Would you output the following records verbatim and skip the images in them?

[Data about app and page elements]

=== Section Start ===

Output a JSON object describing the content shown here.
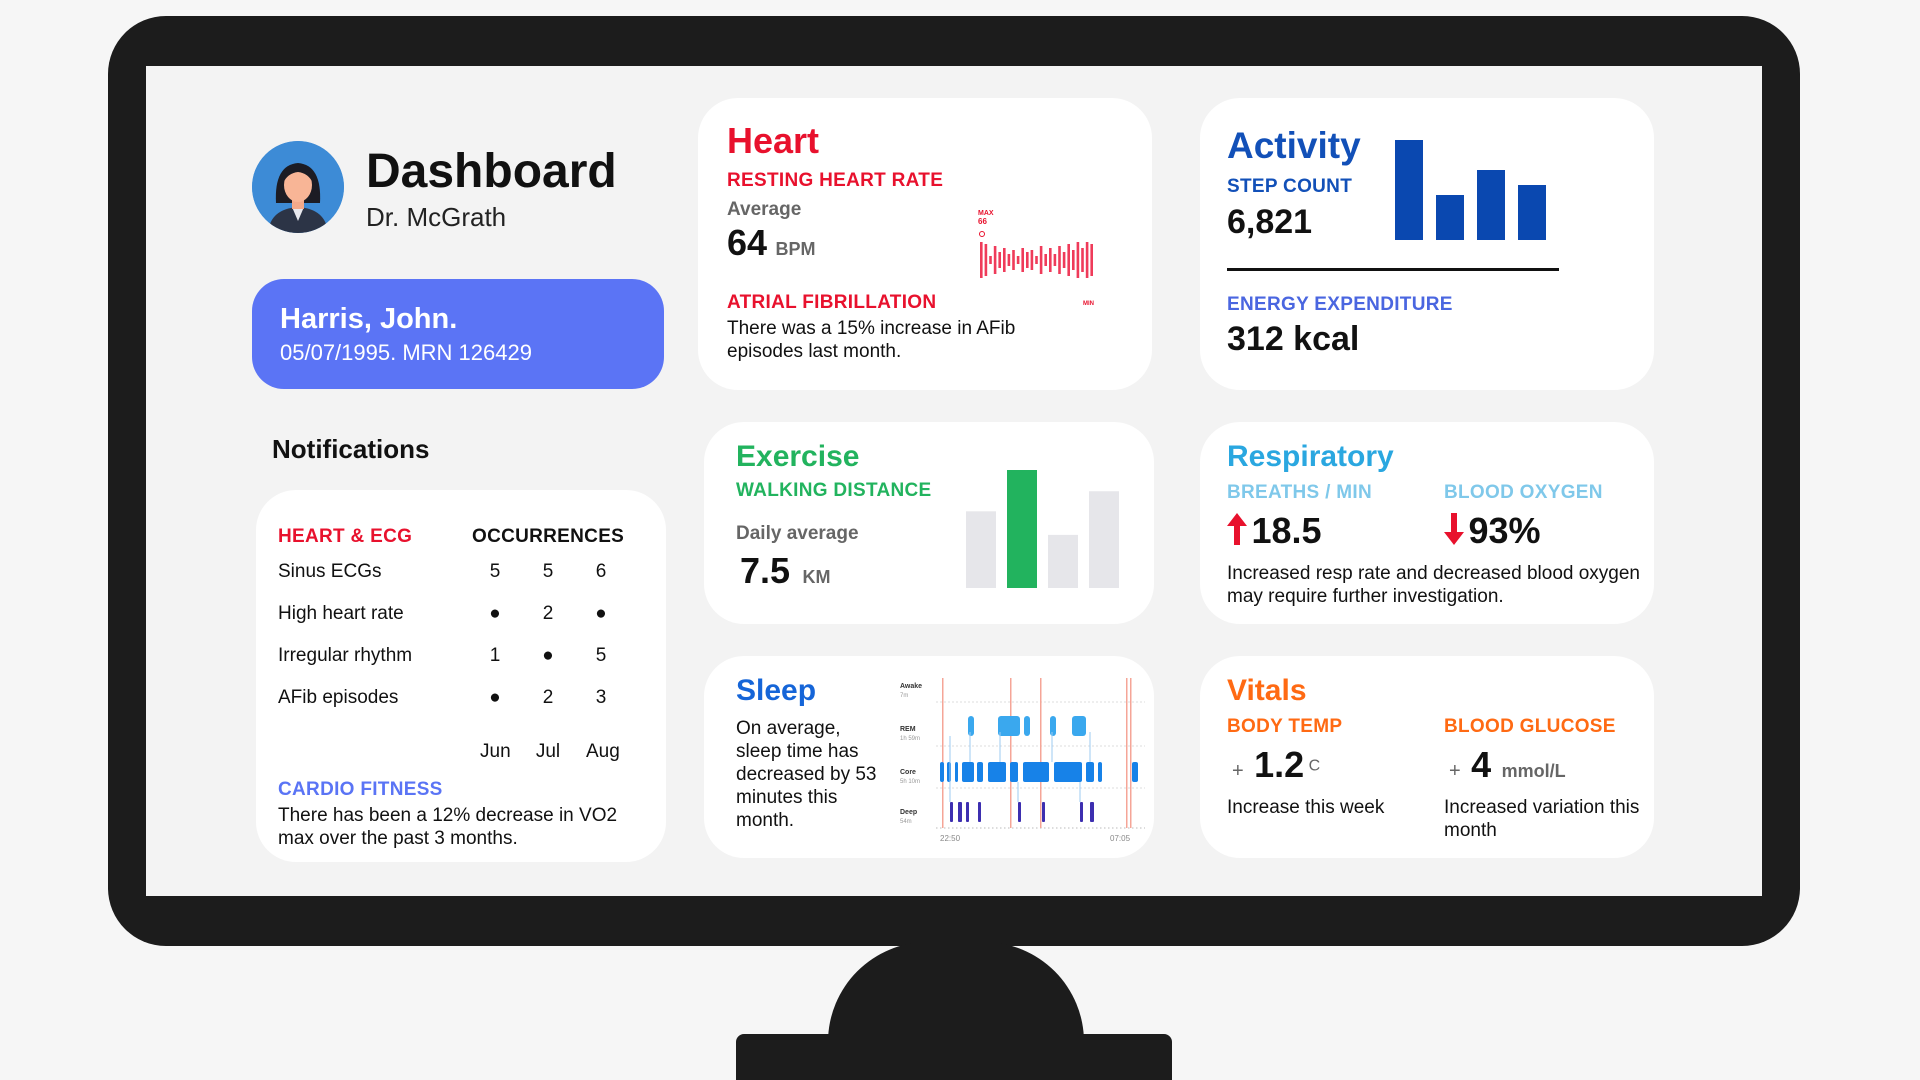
{
  "header": {
    "title": "Dashboard",
    "doctor": "Dr. McGrath"
  },
  "patient": {
    "name": "Harris, John.",
    "meta": "05/07/1995. MRN 126429"
  },
  "notifications": {
    "title": "Notifications",
    "col_category": "HEART & ECG",
    "col_occurrences": "OCCURRENCES",
    "rows": [
      {
        "label": "Sinus ECGs",
        "values": [
          "5",
          "5",
          "6"
        ]
      },
      {
        "label": "High heart rate",
        "values": [
          "●",
          "2",
          "●"
        ]
      },
      {
        "label": "Irregular rhythm",
        "values": [
          "1",
          "●",
          "5"
        ]
      },
      {
        "label": "AFib episodes",
        "values": [
          "●",
          "2",
          "3"
        ]
      }
    ],
    "months": [
      "Jun",
      "Jul",
      "Aug"
    ],
    "cardio_label": "CARDIO FITNESS",
    "cardio_text": "There has been a 12% decrease in VO2 max over the past 3 months."
  },
  "heart": {
    "title": "Heart",
    "rhr_label": "RESTING HEART RATE",
    "avg_label": "Average",
    "value": "64",
    "unit": "BPM",
    "chart_max_label": "MAX",
    "chart_max_value": "66",
    "chart_min_label": "MIN",
    "afib_label": "ATRIAL FIBRILLATION",
    "afib_text": "There was a 15% increase in AFib episodes last month."
  },
  "activity": {
    "title": "Activity",
    "step_label": "STEP COUNT",
    "steps": "6,821",
    "energy_label": "ENERGY EXPENDITURE",
    "energy_value": "312 kcal"
  },
  "exercise": {
    "title": "Exercise",
    "walk_label": "WALKING DISTANCE",
    "daily_label": "Daily average",
    "value": "7.5",
    "unit": "KM"
  },
  "respiratory": {
    "title": "Respiratory",
    "breaths_label": "BREATHS / MIN",
    "breaths_value": "18.5",
    "oxygen_label": "BLOOD OXYGEN",
    "oxygen_value": "93%",
    "note": "Increased resp rate and decreased blood oxygen may require further investigation."
  },
  "sleep": {
    "title": "Sleep",
    "text": "On average, sleep time has decreased by 53 minutes this month.",
    "stages": [
      {
        "name": "Awake",
        "dur": "7m"
      },
      {
        "name": "REM",
        "dur": "1h 59m"
      },
      {
        "name": "Core",
        "dur": "5h 10m"
      },
      {
        "name": "Deep",
        "dur": "54m"
      }
    ],
    "start": "22:50",
    "end": "07:05"
  },
  "vitals": {
    "title": "Vitals",
    "temp_label": "BODY TEMP",
    "temp_sign": "+",
    "temp_value": "1.2",
    "temp_unit": "C",
    "temp_note": "Increase this week",
    "glucose_label": "BLOOD GLUCOSE",
    "glucose_sign": "+",
    "glucose_value": "4",
    "glucose_unit": "mmol/L",
    "glucose_note": "Increased variation this month"
  },
  "colors": {
    "heart": "#e8112d",
    "activity": "#1250b8",
    "exercise": "#22b35e",
    "respiratory": "#2aa7e0",
    "vitals": "#ff6a13",
    "patient_card": "#5b74f5"
  },
  "icons": {
    "avatar": "doctor-avatar-icon",
    "up": "arrow-up-icon",
    "down": "arrow-down-icon"
  },
  "chart_data": [
    {
      "type": "bar",
      "title": "Heart rate",
      "values": [
        9,
        8,
        2,
        7,
        4,
        6,
        3,
        5,
        2,
        6,
        4,
        5,
        2,
        7,
        3,
        6,
        3,
        7,
        4,
        8,
        5,
        9,
        6,
        9,
        8
      ],
      "ylim": [
        0,
        10
      ]
    },
    {
      "type": "bar",
      "title": "Step count",
      "values": [
        10,
        4.5,
        7,
        5.5
      ],
      "ylim": [
        0,
        10
      ]
    },
    {
      "type": "bar",
      "title": "Walking distance",
      "values": [
        6.5,
        10,
        4.5,
        8.2
      ],
      "highlight_index": 1,
      "ylim": [
        0,
        10
      ]
    },
    {
      "type": "bar",
      "title": "Sleep stages",
      "categories": [
        "Awake",
        "REM",
        "Core",
        "Deep"
      ]
    }
  ]
}
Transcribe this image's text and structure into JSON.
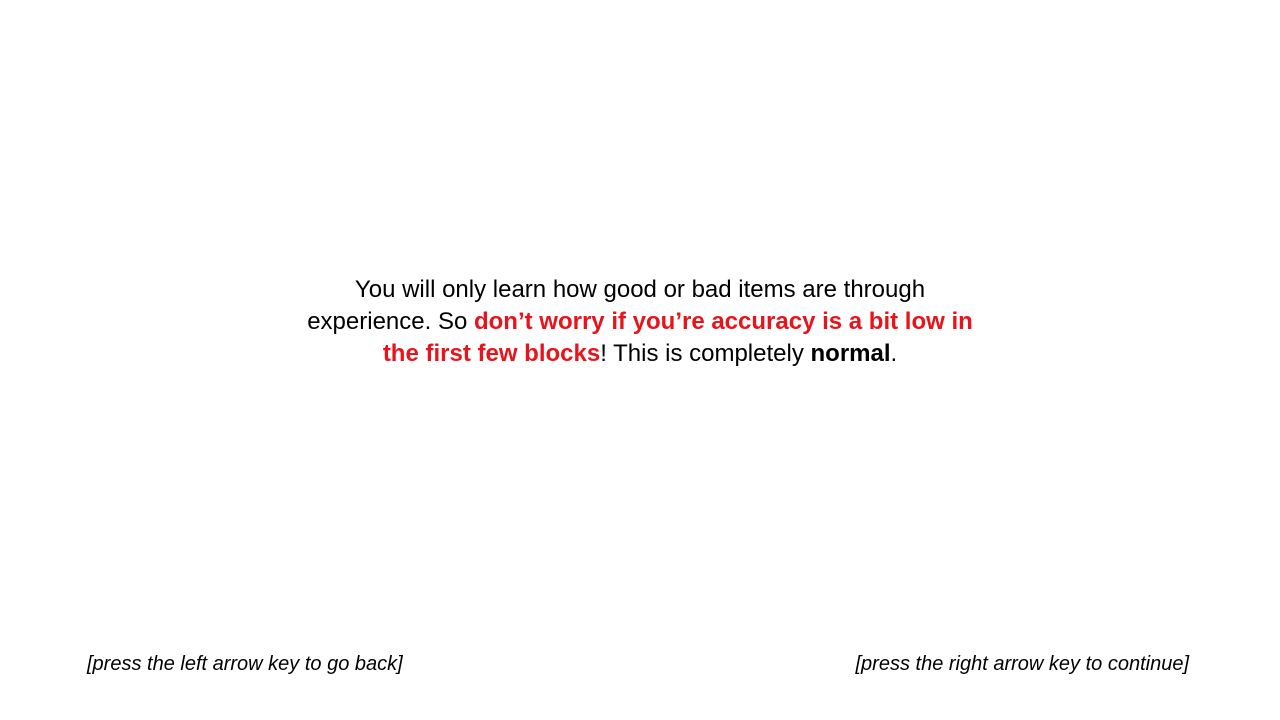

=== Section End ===

- [Solution for this problem]:
Output a JSON object describing the content shown here.
{
  "header": {
    "title": "Dashboard",
    "doctor": "Dr. McGrath"
  },
  "patient": {
    "name": "Harris, John.",
    "meta": "05/07/1995. MRN 126429"
  },
  "notifications": {
    "title": "Notifications",
    "col_category": "HEART & ECG",
    "col_occurrences": "OCCURRENCES",
    "rows": [
      {
        "label": "Sinus ECGs",
        "values": [
          "5",
          "5",
          "6"
        ]
      },
      {
        "label": "High heart rate",
        "values": [
          "●",
          "2",
          "●"
        ]
      },
      {
        "label": "Irregular rhythm",
        "values": [
          "1",
          "●",
          "5"
        ]
      },
      {
        "label": "AFib episodes",
        "values": [
          "●",
          "2",
          "3"
        ]
      }
    ],
    "months": [
      "Jun",
      "Jul",
      "Aug"
    ],
    "cardio_label": "CARDIO FITNESS",
    "cardio_text": "There has been a 12% decrease in VO2 max over the past 3 months."
  },
  "heart": {
    "title": "Heart",
    "rhr_label": "RESTING HEART RATE",
    "avg_label": "Average",
    "value": "64",
    "unit": "BPM",
    "chart_max_label": "MAX",
    "chart_max_value": "66",
    "chart_min_label": "MIN",
    "afib_label": "ATRIAL FIBRILLATION",
    "afib_text": "There was a 15% increase in AFib episodes last month."
  },
  "activity": {
    "title": "Activity",
    "step_label": "STEP COUNT",
    "steps": "6,821",
    "energy_label": "ENERGY EXPENDITURE",
    "energy_value": "312 kcal"
  },
  "exercise": {
    "title": "Exercise",
    "walk_label": "WALKING DISTANCE",
    "daily_label": "Daily average",
    "value": "7.5",
    "unit": "KM"
  },
  "respiratory": {
    "title": "Respiratory",
    "breaths_label": "BREATHS / MIN",
    "breaths_value": "18.5",
    "oxygen_label": "BLOOD OXYGEN",
    "oxygen_value": "93%",
    "note": "Increased resp rate and decreased blood oxygen may require further investigation."
  },
  "sleep": {
    "title": "Sleep",
    "text": "On average, sleep time has decreased by 53 minutes this month.",
    "stages": [
      {
        "name": "Awake",
        "dur": "7m"
      },
      {
        "name": "REM",
        "dur": "1h 59m"
      },
      {
        "name": "Core",
        "dur": "5h 10m"
      },
      {
        "name": "Deep",
        "dur": "54m"
      }
    ],
    "start": "22:50",
    "end": "07:05"
  },
  "vitals": {
    "title": "Vitals",
    "temp_label": "BODY TEMP",
    "temp_sign": "+",
    "temp_value": "1.2",
    "temp_unit": "C",
    "temp_note": "Increase this week",
    "glucose_label": "BLOOD GLUCOSE",
    "glucose_sign": "+",
    "glucose_value": "4",
    "glucose_unit": "mmol/L",
    "glucose_note": "Increased variation this month"
  },
  "colors": {
    "heart": "#e8112d",
    "activity": "#1250b8",
    "exercise": "#22b35e",
    "respiratory": "#2aa7e0",
    "vitals": "#ff6a13",
    "patient_card": "#5b74f5"
  },
  "icons": {
    "avatar": "doctor-avatar-icon",
    "up": "arrow-up-icon",
    "down": "arrow-down-icon"
  },
  "chart_data": [
    {
      "type": "bar",
      "title": "Heart rate",
      "values": [
        9,
        8,
        2,
        7,
        4,
        6,
        3,
        5,
        2,
        6,
        4,
        5,
        2,
        7,
        3,
        6,
        3,
        7,
        4,
        8,
        5,
        9,
        6,
        9,
        8
      ],
      "ylim": [
        0,
        10
      ]
    },
    {
      "type": "bar",
      "title": "Step count",
      "values": [
        10,
        4.5,
        7,
        5.5
      ],
      "ylim": [
        0,
        10
      ]
    },
    {
      "type": "bar",
      "title": "Walking distance",
      "values": [
        6.5,
        10,
        4.5,
        8.2
      ],
      "highlight_index": 1,
      "ylim": [
        0,
        10
      ]
    },
    {
      "type": "bar",
      "title": "Sleep stages",
      "categories": [
        "Awake",
        "REM",
        "Core",
        "Deep"
      ]
    }
  ]
}
Transcribe this image's text and structure into JSON.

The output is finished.